“Amid security arrangements that were practically war-like, The Beatles of Liverpool, Knights of the British Empire, convulsed an afternoon audience of 8.200 and an evening sell-out of 14,382 entranced youngsters Thursday at the Seattle Coliseum. By every conveyance, the teenagers assaulted the Seattle Center: Monorail, car, Seattle Transit and on foot they came, often looking as bedraggled as tattered pioneers who had barely crested the Cascades.”

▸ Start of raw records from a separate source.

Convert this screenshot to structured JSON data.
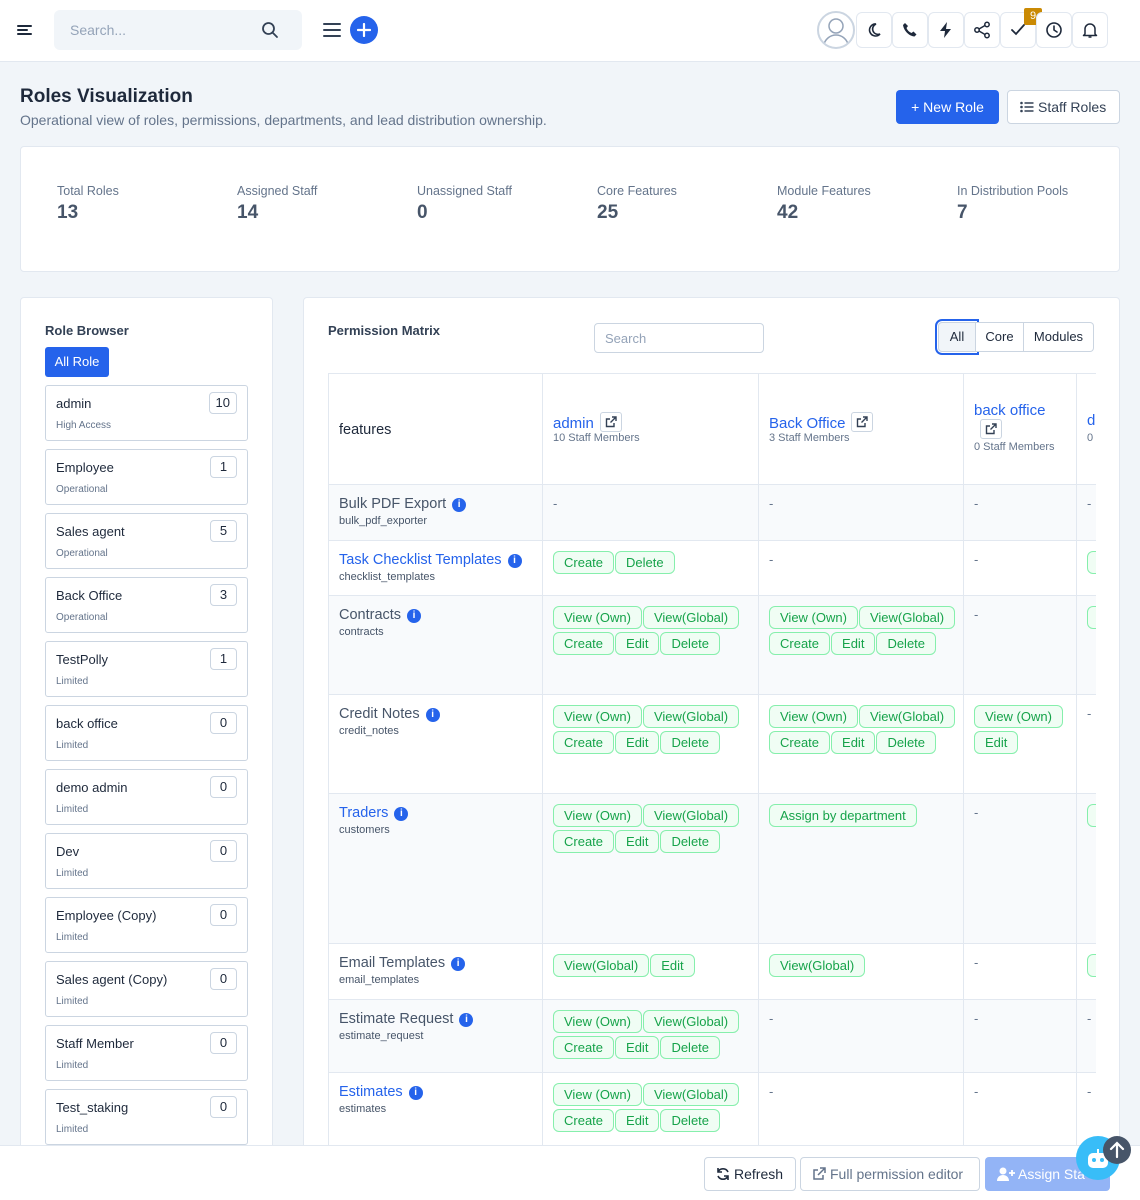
{
  "topbar": {
    "search_placeholder": "Search...",
    "notification_count": "9",
    "icons": [
      "menu-icon",
      "search-icon",
      "list-icon",
      "plus-icon",
      "avatar",
      "moon-icon",
      "phone-icon",
      "bolt-icon",
      "share-icon",
      "check-icon",
      "clock-icon",
      "bell-icon"
    ]
  },
  "header": {
    "title": "Roles Visualization",
    "subtitle": "Operational view of roles, permissions, departments, and lead distribution ownership.",
    "new_role": "+ New Role",
    "staff_roles": "Staff Roles"
  },
  "stats": [
    {
      "label": "Total Roles",
      "value": "13"
    },
    {
      "label": "Assigned Staff",
      "value": "14"
    },
    {
      "label": "Unassigned Staff",
      "value": "0"
    },
    {
      "label": "Core Features",
      "value": "25"
    },
    {
      "label": "Module Features",
      "value": "42"
    },
    {
      "label": "In Distribution Pools",
      "value": "7"
    }
  ],
  "browser": {
    "title": "Role Browser",
    "all_role": "All Role",
    "roles": [
      {
        "name": "admin",
        "level": "High Access",
        "count": "10"
      },
      {
        "name": "Employee",
        "level": "Operational",
        "count": "1"
      },
      {
        "name": "Sales agent",
        "level": "Operational",
        "count": "5"
      },
      {
        "name": "Back Office",
        "level": "Operational",
        "count": "3"
      },
      {
        "name": "TestPolly",
        "level": "Limited",
        "count": "1"
      },
      {
        "name": "back office",
        "level": "Limited",
        "count": "0"
      },
      {
        "name": "demo admin",
        "level": "Limited",
        "count": "0"
      },
      {
        "name": "Dev",
        "level": "Limited",
        "count": "0"
      },
      {
        "name": "Employee (Copy)",
        "level": "Limited",
        "count": "0"
      },
      {
        "name": "Sales agent (Copy)",
        "level": "Limited",
        "count": "0"
      },
      {
        "name": "Staff Member",
        "level": "Limited",
        "count": "0"
      },
      {
        "name": "Test_staking",
        "level": "Limited",
        "count": "0"
      }
    ]
  },
  "matrix": {
    "title": "Permission Matrix",
    "search_placeholder": "Search",
    "filters": {
      "all": "All",
      "core": "Core",
      "modules": "Modules"
    },
    "features_header": "features",
    "columns": [
      {
        "name": "admin",
        "count": "10 Staff Members"
      },
      {
        "name": "Back Office",
        "count": "3 Staff Members"
      },
      {
        "name": "back office",
        "count": "0 Staff Members"
      },
      {
        "name": "d",
        "count": "0"
      }
    ],
    "rows": [
      {
        "name": "Bulk PDF Export",
        "slug": "bulk_pdf_exporter",
        "link": false,
        "perms": [
          [],
          [],
          []
        ],
        "last": "dash"
      },
      {
        "name": "Task Checklist Templates",
        "slug": "checklist_templates",
        "link": true,
        "perms": [
          [
            "Create",
            "Delete"
          ],
          [],
          []
        ],
        "last": "chip"
      },
      {
        "name": "Contracts",
        "slug": "contracts",
        "link": false,
        "perms": [
          [
            "View (Own)",
            "View(Global)",
            "Create",
            "Edit",
            "Delete"
          ],
          [
            "View (Own)",
            "View(Global)",
            "Create",
            "Edit",
            "Delete"
          ],
          []
        ],
        "last": "chip"
      },
      {
        "name": "Credit Notes",
        "slug": "credit_notes",
        "link": false,
        "perms": [
          [
            "View (Own)",
            "View(Global)",
            "Create",
            "Edit",
            "Delete"
          ],
          [
            "View (Own)",
            "View(Global)",
            "Create",
            "Edit",
            "Delete"
          ],
          [
            "View (Own)",
            "Edit"
          ]
        ],
        "last": "dash"
      },
      {
        "name": "Traders",
        "slug": "customers",
        "link": true,
        "perms": [
          [
            "View (Own)",
            "View(Global)",
            "Create",
            "Edit",
            "Delete"
          ],
          [
            "Assign by department"
          ],
          []
        ],
        "last": "chip"
      },
      {
        "name": "Email Templates",
        "slug": "email_templates",
        "link": false,
        "perms": [
          [
            "View(Global)",
            "Edit"
          ],
          [
            "View(Global)"
          ],
          []
        ],
        "last": "chip"
      },
      {
        "name": "Estimate Request",
        "slug": "estimate_request",
        "link": false,
        "perms": [
          [
            "View (Own)",
            "View(Global)",
            "Create",
            "Edit",
            "Delete"
          ],
          [],
          []
        ],
        "last": "dash"
      },
      {
        "name": "Estimates",
        "slug": "estimates",
        "link": true,
        "perms": [
          [
            "View (Own)",
            "View(Global)",
            "Create",
            "Edit",
            "Delete"
          ],
          [],
          []
        ],
        "last": "dash"
      }
    ]
  },
  "bottombar": {
    "refresh": "Refresh",
    "full_editor": "Full permission editor",
    "assign": "Assign Sta"
  },
  "colors": {
    "accent": "#2563eb",
    "chip_green": "#16a34a",
    "chip_bg": "#f0fdf4",
    "badge": "#ca8a04"
  }
}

Browsing through the chapters on the Midwest shows, I was surprised to see the recounted memories of someone who had been at the Cincinnati show — Jim Carroll, who I’d just seen perform in Seattle five days ago. “For a 12-year-old kid who idolized them, and who was inspired to play music himself, it was the experience of a lifetime,” Carroll wrote. Such recollections of people who had been at the shows, gathered together under the subheading “Fans Reflect”, accompany each chapter — and I turned to the section on the St. Louis show on the off-chance that Tashian might have gotten a contribution from Beatle Bob, the subject of our “Screen Door” page in Vol. 1, No. 4 of No Depression. Alas, no mention of Bob Matonis to be found; perhaps that would have been too much to expect.
Still, other odd coincidences popped up elsewhere — most notably, the fact that the drummer for the Remains on the tour was N.D. Smart, who later went on to play with Gram Parsons. Aside from his fitting initials, Smart’s name rang a bell because a few months back, the phone rang here at the magazine’s “office” and on the other end was a guy calling from Dayton, Ohio, saying he had just picked up our latest issue at a local record store and was quite excited to read about all these new bands playing this kind of music he dearly loved. “I just want to know, is this really true?” he asked.

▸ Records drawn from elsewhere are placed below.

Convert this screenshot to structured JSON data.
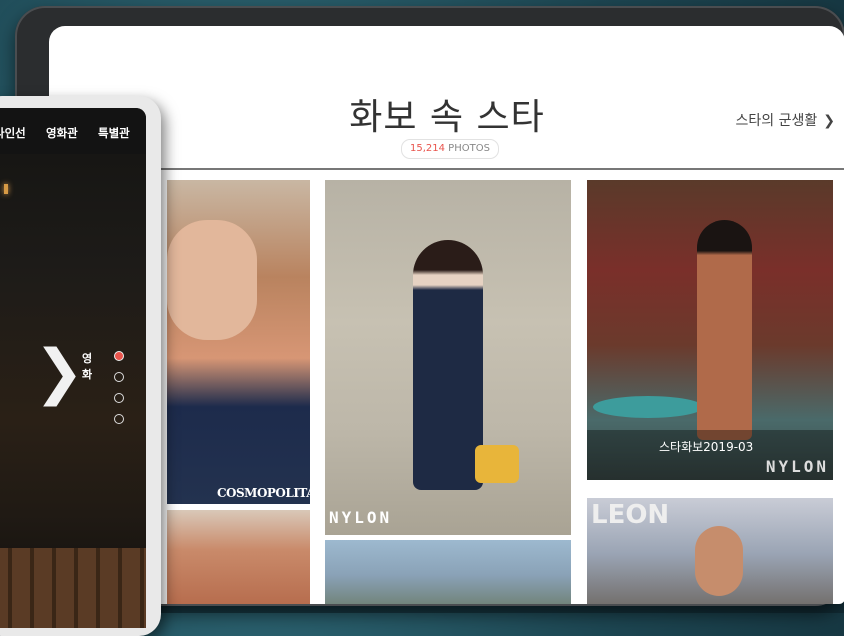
{
  "tablet": {
    "title": "화보 속 스타",
    "photo_count": "15,214",
    "photo_unit": " PHOTOS",
    "side_link": "스타의 군생활",
    "side_link_icon": "chevron-right-icon",
    "photos": [
      {
        "brand": "COSMOPOLITAN"
      },
      {
        "brand": "NYLON"
      },
      {
        "brand": "NYLON",
        "caption": "스타화보2019-03"
      },
      {
        "brand": "LEON"
      }
    ]
  },
  "phone": {
    "nav": [
      "라인선",
      "영화관",
      "특별관"
    ],
    "slider_label": "영화",
    "arrow_icon": "chevron-right-icon",
    "dots_total": 4,
    "dots_active": 1
  },
  "colors": {
    "accent": "#e9544c",
    "background": "#1d4652",
    "device": "#2b2d2f"
  }
}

Presently he identified himself as Norman Smart. In retrospect, I feel like a fool for not recognizing his name right off the bat, if only for his association with Parsons. I hadn’t realized until browsing through this book that he’d also been on one of the most significant tours in rock ‘n’ roll history. Near the end of the book, Tashian lets his former Remains mates give some of their thoughts about those heady days, and Smart’s comments prove to be among the book’s most poignant moments — the following passage in particular:

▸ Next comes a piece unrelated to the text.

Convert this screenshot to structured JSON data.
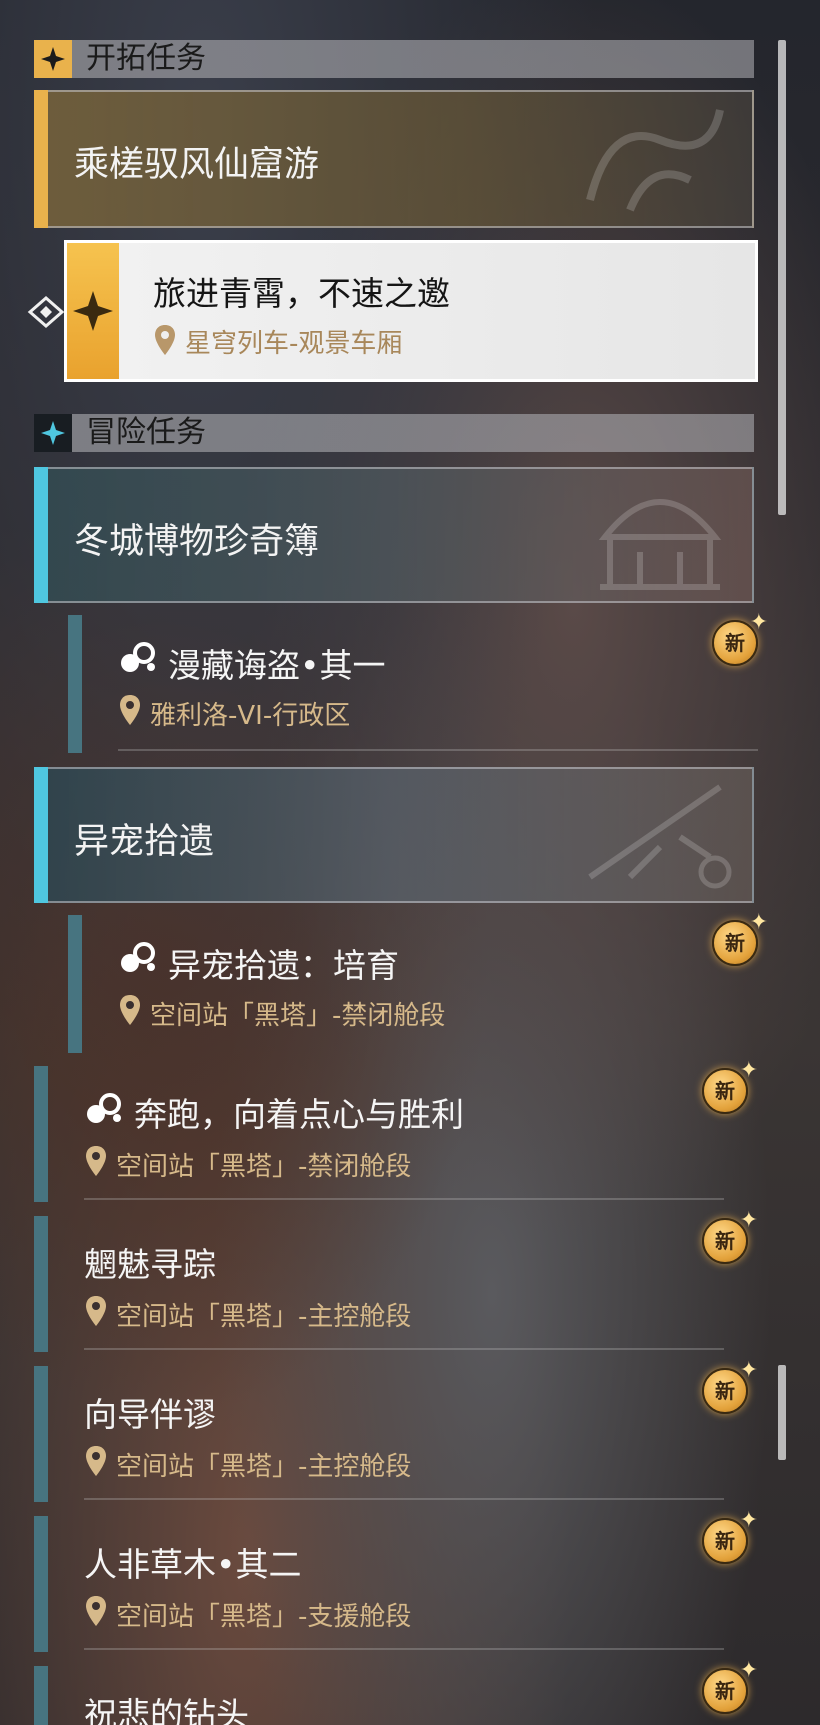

“One of my most vivid recollections of the tour was sitting with John [Lennon] on the plane, sharing a joint, something we would do occasionally. I was 17 years old and this was the most exciting thing that ever happened to me, but it also turned out to be one of the most sobering and depressing as well. Before, I had thought of myself as an individual — an original kind of person. But, the fact was, that I had Beatle shoes on; I had John Lennon glasses on; and I had a John Lennon haircut. When I looked at him, I suddenly realized that I was just a cheap imitation of the real thing — confronting the real McCoy. Instead of enjoying the rest of the tour, I realized that I had to go on a journey to find out who I was.”
Tonight, I sit listening to a warbly old cassette with Rubber Soul on one side and Revolver on the other, probably taped from my older brother’s record collection nearly two decades ago. Tomorrow, I think I’ll go buy both of those albums on CD, while I’m dropping off Vol. 2, No. 1 of No Depression at Cellophane Square Records just down the street. It would seem only fitting to do so, given that Cellophane Square owner Hugh Jones is one of the folks acknowledged for his contribution of Beatles memorabilia to Tashian’s book. Funny how the past always seems to come back around to the present again.
(Dowling Press, Inc., 3200 West End Ave., Suite 500, Nashville, TN 37203; 800-409-7277.)